1. Sep 8, 2014

wrenchtime

Suppose we refine some of terms in thermodynamics based on the follow statements:
1. All energy has two components: work energy and heat energy.
2. Work is the change in work energy which is equal to the energy available to do work.
3. Heat is the change in heat energy which is equal to the energy unavailable to do work.
4. Work can create heat but heat can not create work.

How would these changes effect the transfer energy between a hot(h) and cold(c) containers of water?

The hot container is a higher energy state therefore it holds more work energy than the cold container.
Therefore the energy transfer is:

First law:
Energy (hot)(-) + Energy (cold)(+) = 0
(Energy release from hot container is equal to energy absorbed by the hot container)

Second law:
The change in work energy (hot) is greater than the change in work energy (cold)
Or work done by the (hot) is greater than the work absorbed by the (cold)
Work (hot)(-) + Work (cold) (+) = Total system work change(-)

The change in heat energy (hot) is less than the change in heat energy (cold)
Or heat (hot) is less than the change in heat energy (cold)
Heat (hot)(-) + Heat (cold) (+) = Total system heat change (+)

Summary:
To maintain the first law the total change in Energy must be zero, therefore
Total system work change (-) + Total system heat change (+) must be equal to zero

Another example of this is the constant enthalpy process. (throttling)
During this process the energy change is zero but
the energy available to do work (Work) is converted to energy unavailable to do work (Heat).

With this approach the entropy and the total system heat change both increase during the transfer of energy between two medium.
Also this would apply to all energy (potential, kinetic and etc.)

What are the problems with approach?

2. Sep 8, 2014

3. Sep 8, 2014

Staff: Mentor

Heat can do work, that is the basis of all heat engines.

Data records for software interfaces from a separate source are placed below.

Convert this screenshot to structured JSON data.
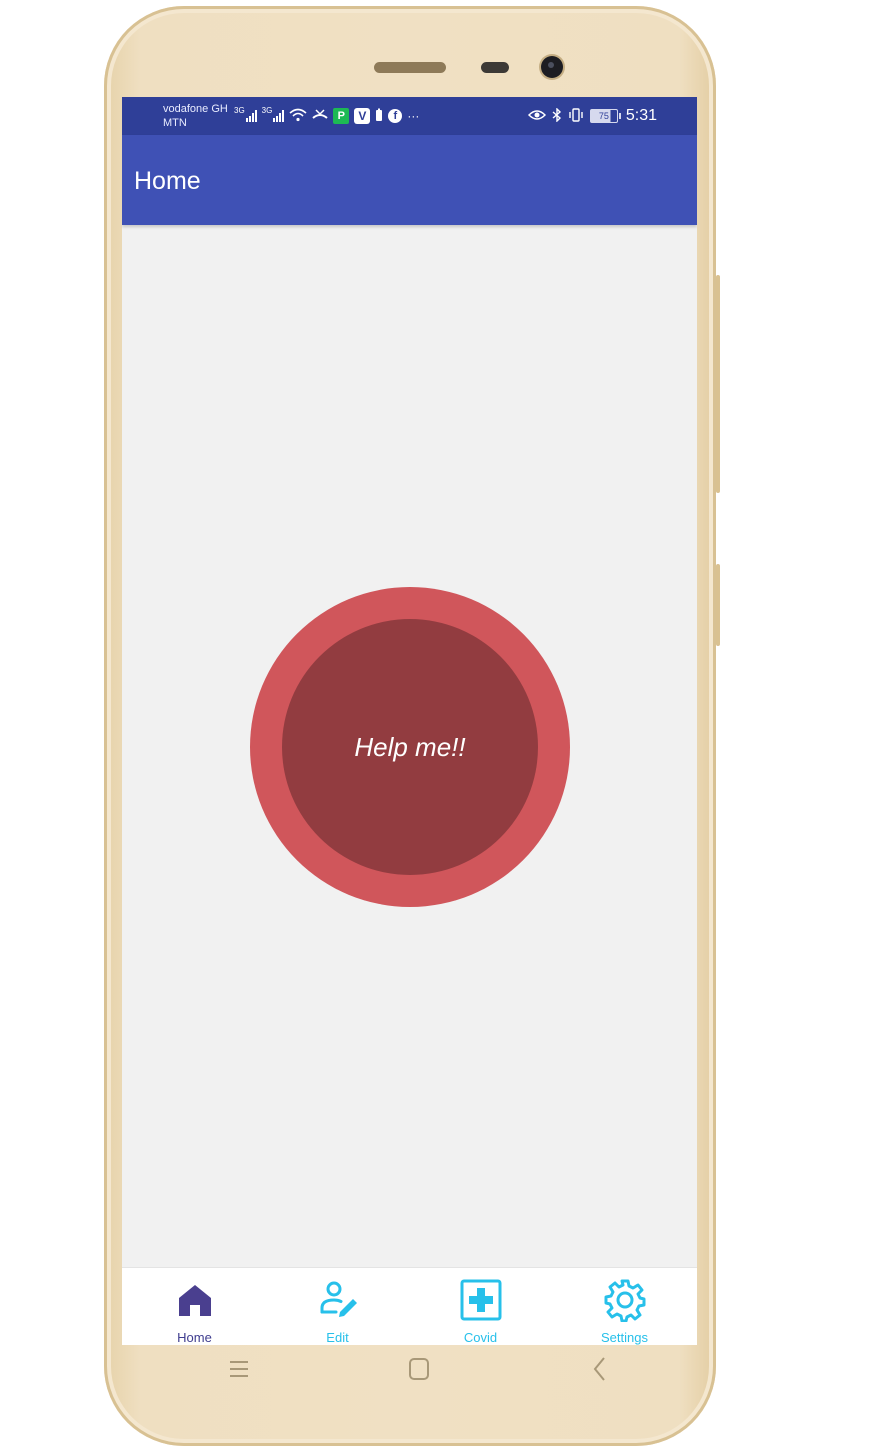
{
  "status_bar": {
    "carrier_line1": "vodafone GH",
    "carrier_line2": "MTN",
    "net_type_1": "3G",
    "net_type_2": "3G",
    "battery_level": "75",
    "time": "5:31",
    "bg_color": "#2f3f98"
  },
  "app_bar": {
    "title": "Home",
    "bg_color": "#3f51b5"
  },
  "help_button": {
    "label": "Help me!!",
    "outer_color": "#d0565b",
    "inner_color": "#923c40"
  },
  "bottom_nav": {
    "items": [
      {
        "label": "Home",
        "icon": "home-icon",
        "active": true
      },
      {
        "label": "Edit",
        "icon": "user-edit-icon",
        "active": false
      },
      {
        "label": "Covid",
        "icon": "medical-cross-icon",
        "active": false
      },
      {
        "label": "Settings",
        "icon": "gear-icon",
        "active": false
      }
    ],
    "active_color": "#3f3d8f",
    "inactive_color": "#27c0ea"
  },
  "system_nav": {
    "keys": [
      "menu-icon",
      "home-square-icon",
      "back-icon"
    ]
  }
}
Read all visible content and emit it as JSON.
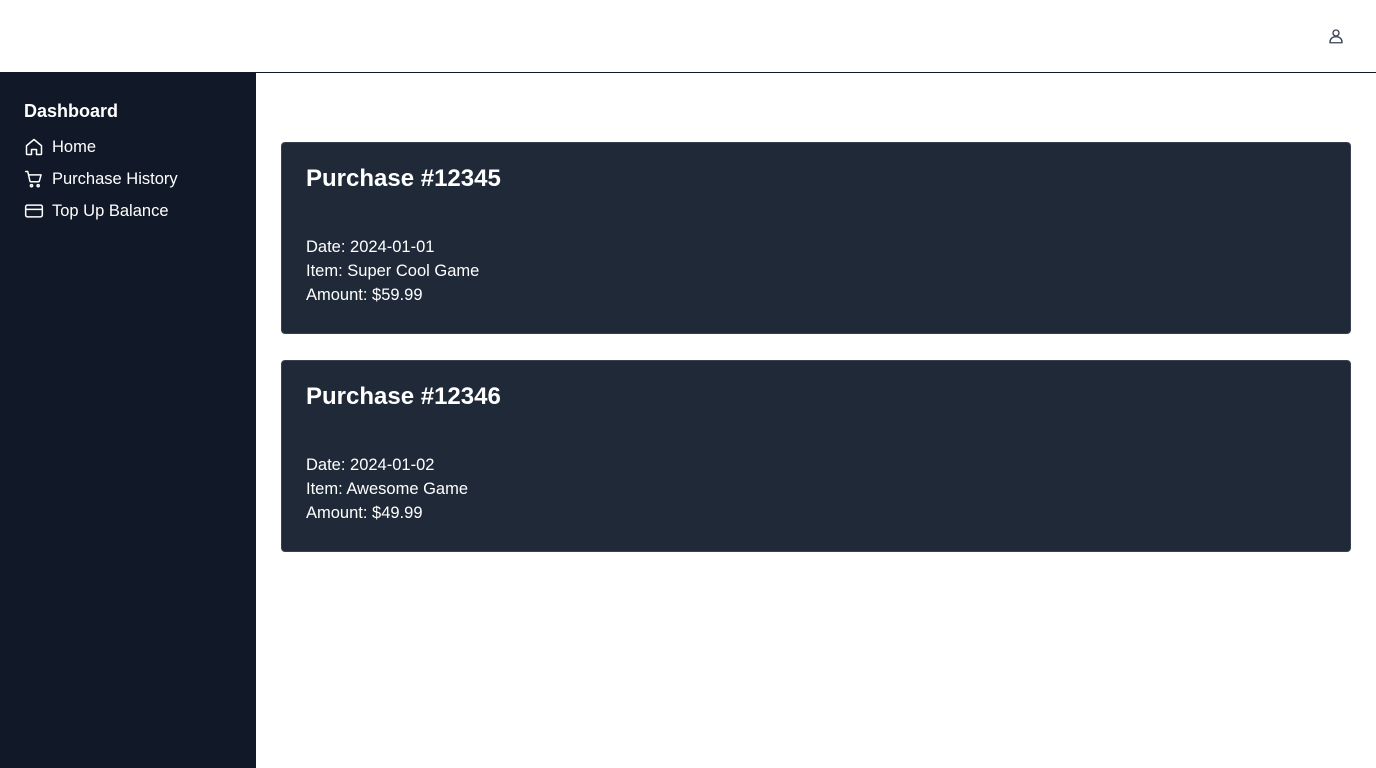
{
  "sidebar": {
    "title": "Dashboard",
    "items": [
      {
        "label": "Home",
        "icon": "home-icon"
      },
      {
        "label": "Purchase History",
        "icon": "cart-icon"
      },
      {
        "label": "Top Up Balance",
        "icon": "credit-card-icon"
      }
    ]
  },
  "header": {
    "user_icon": "user-icon"
  },
  "purchases": [
    {
      "title": "Purchase #12345",
      "date": "Date: 2024-01-01",
      "item": "Item: Super Cool Game",
      "amount": "Amount: $59.99"
    },
    {
      "title": "Purchase #12346",
      "date": "Date: 2024-01-02",
      "item": "Item: Awesome Game",
      "amount": "Amount: $49.99"
    }
  ],
  "colors": {
    "sidebar_bg": "#111827",
    "card_bg": "#1f2937",
    "text": "#ffffff"
  }
}
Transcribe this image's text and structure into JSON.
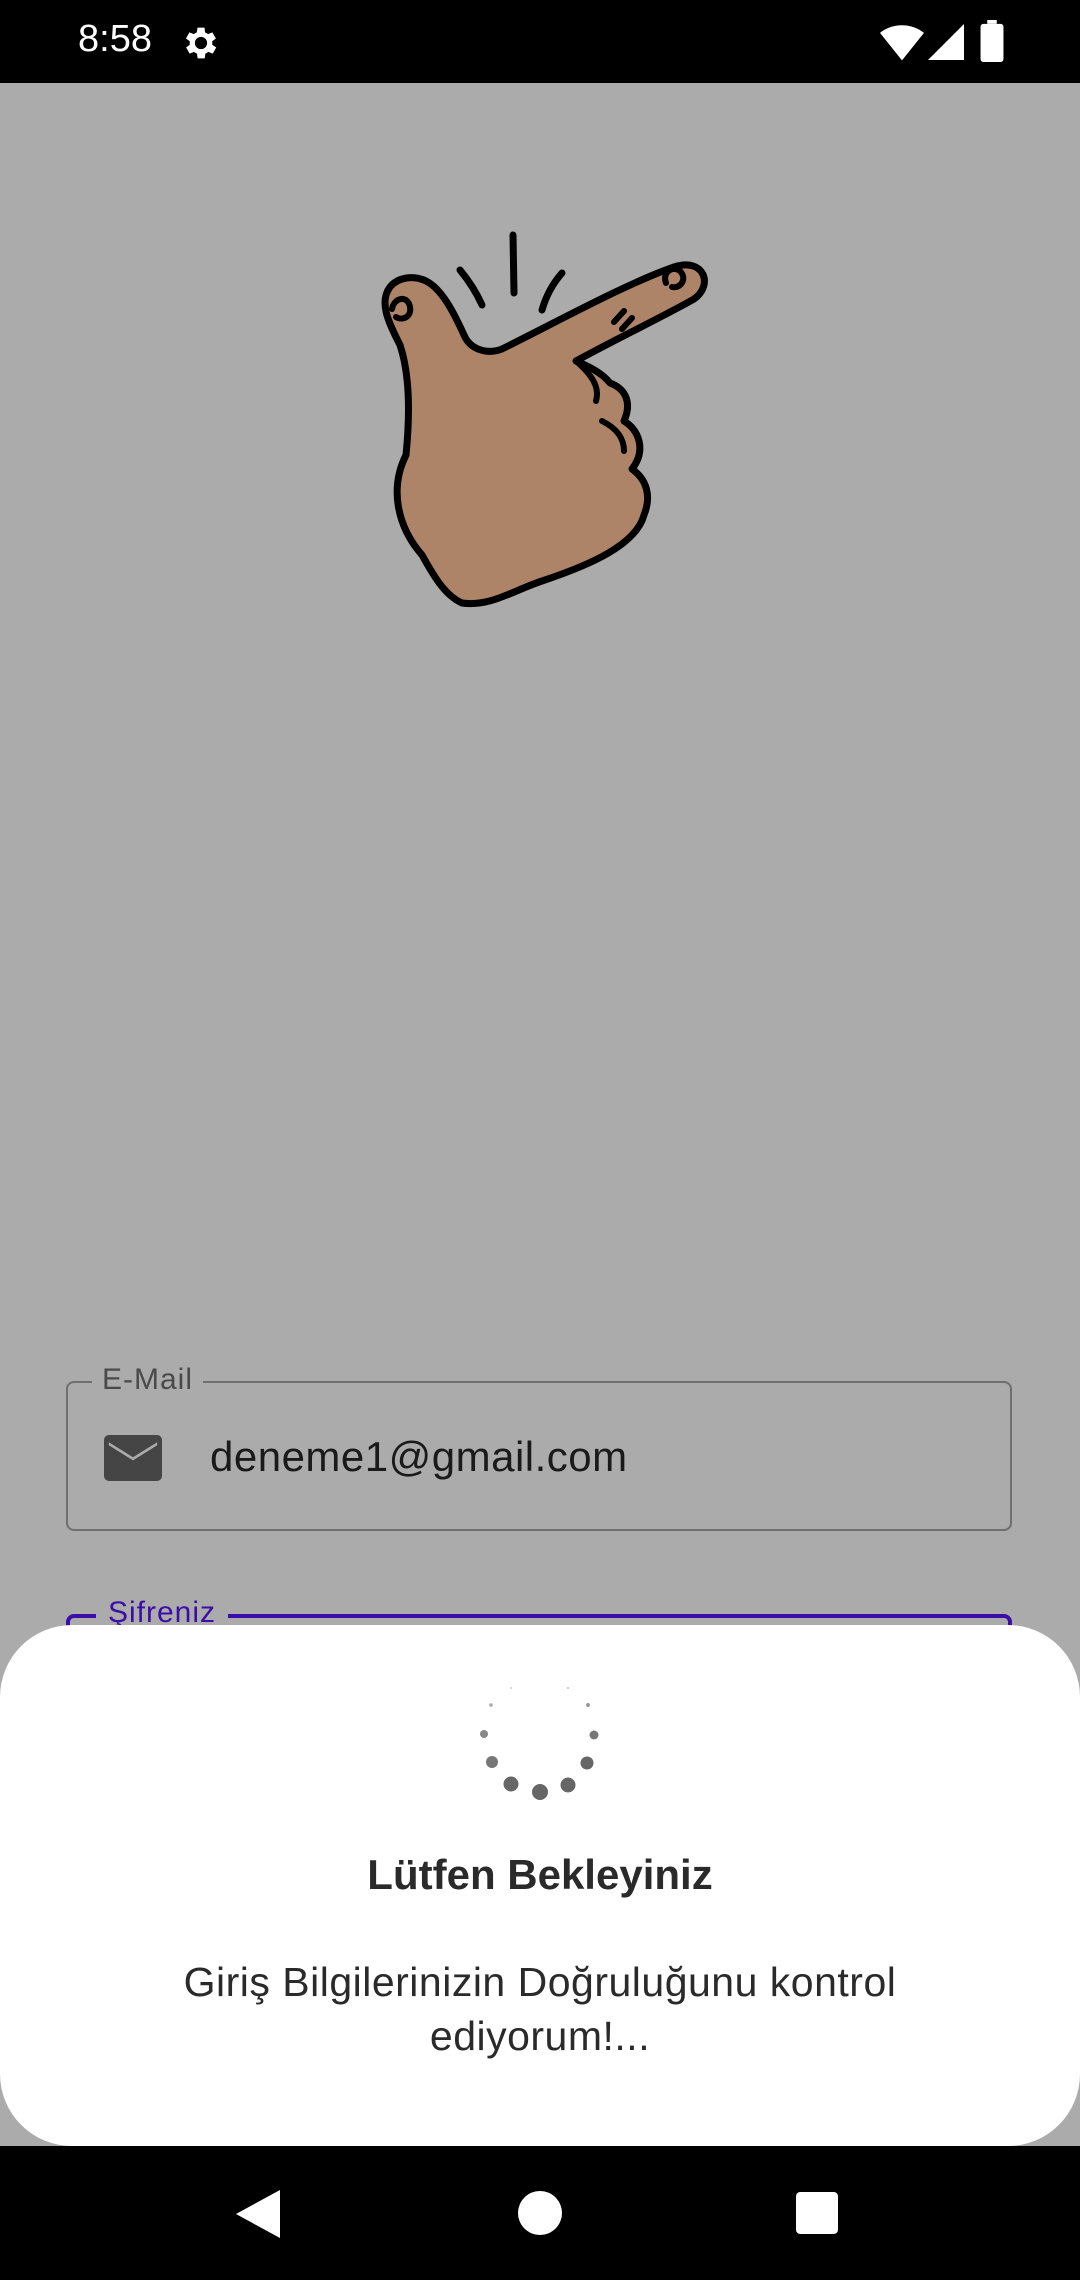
{
  "status_bar": {
    "time": "8:58",
    "settings_icon": "gear-icon",
    "wifi_icon": "wifi-icon",
    "signal_icon": "cell-signal-icon",
    "battery_icon": "battery-icon"
  },
  "illustration": {
    "icon": "finger-snap-hand-illustration",
    "skin_color": "#ad8468"
  },
  "email_field": {
    "label": "E-Mail",
    "value": "deneme1@gmail.com",
    "icon": "mail-icon"
  },
  "password_field": {
    "label": "Şifreniz"
  },
  "dialog": {
    "title": "Lütfen Bekleyiniz",
    "message": "Giriş Bilgilerinizin Doğruluğunu kontrol ediyorum!...",
    "spinner_icon": "loading-spinner-icon"
  },
  "nav_bar": {
    "back_icon": "back-icon",
    "home_icon": "home-icon",
    "recents_icon": "recents-icon"
  },
  "colors": {
    "overlay": "#ababab",
    "accent": "#3b0ea8",
    "sheet_background": "#ffffff"
  }
}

We do not do personal speculation. If you have questions about mainstream thermodynamics then you are free to ask them here, but not speculate on possible changes to thermodynamics.